After moving to New York City, Morello worked with an impressive list of jazz musicians including Johnny Smith, Tal Farlow, Phil Woods and Stan Kenton. While working with Marian McPartland at the Hickory House, Morello's technical feats attracted the attention of a legion of drummers, who would crowd around him at a back table during intermissions to watch him work out with a pair of sticks on a folded napkin. Jim Chapin tells stories about unsuspecting drummers who would try to impress Morello by showing off their fancy licks. Morello would listen intently, then say, "Is this what you're doing?" as he'd play their licks back at them twice as fast.
His 12-year stint with Brubeck made Morello a household name in the jazz (and drumming) world, and on the quartet's recording of "Take Five" he performed one of the most famous drum solos in jazz history. "When people use the word ‘technique,' they usually mean ‘speed,'" Morello says, commenting on the solo. "But the ‘Take Five' solo had very little speed involved. It was more about space and playing over the barline. It was conspicuous by being so different."
After leaving Brubeck in 1968 Morello became an in-demand clinician, teacher and bandleader. He has appeared on over 120 albums, the latest of which is his own Going Places, released last year (1993) on DMP. He has written several drum books, including Master Studies, published by Modern Drummer Publications, and has done an instructional video for Hot Licks titled The Natural Approach to Technique. Morello has won countless music polls over the years, and was elected to the Modern Drummer magazine Hall of Fame in 1988.
Morello says that the secret to technique is relaxation. "It's a matter of natural body movement," he explains. "When your hand is relaxed, your thumb isn't squeezing against your first finger and your wrist isn't at some funny angle. The stick just rests in the hand in a very natural position. When you strike a practice pad, you should be able to hear the ring of the wood stick. The average person chokes the stick, and that comes through on the drum. The whole thing is relaxation and letting the sticks do most of the work.

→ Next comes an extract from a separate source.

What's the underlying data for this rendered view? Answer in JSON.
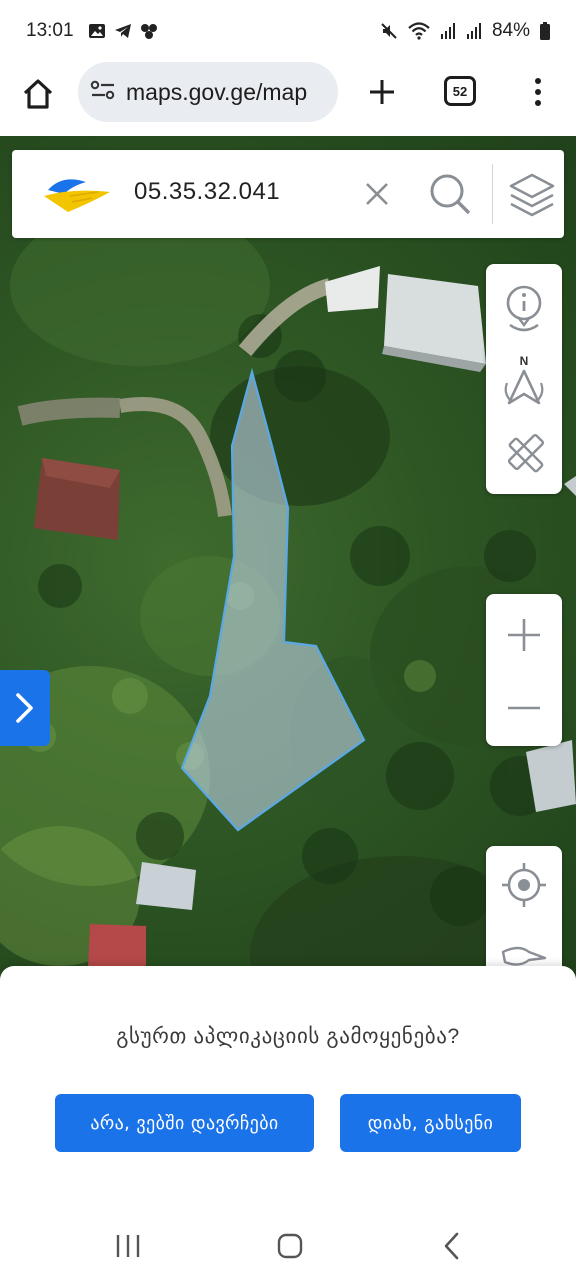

"Technique is only a means to an end," Morello stresses. "The more control you have of the instrument, the more confidence you will get and the more you will be able to express your ideas. But just for technique alone - just to see how fast you can play so you can machine-gun everybody to death - that doesn't make any sense. Technique is only good if you can use it musically."
Throughout his career, Joe Morello has embodied that ideal to the fullest, achieving renown for both his technique and his musicality, and inspiring generations of players through the example he has set of always striving for excellence.
"I'm sure there are people who disagree with my playing," he says, "and there are some who think I'm the greatest thing that ever happened. That's what is so great about this art form. It would be awfully boring if everyone played the same. You would only have to own one record.
"I've heard people say, ‘This drummer swings more than that one.' I think ‘swing' and ‘feel' are individual things. There is not just one way to swing. It's a feeling that comes from within that you project through the drums.
"I'm not the end-all and know-all of the drums. There's a lot out there I don't know, but I'm trying to do the best I can. The main thing is to be original."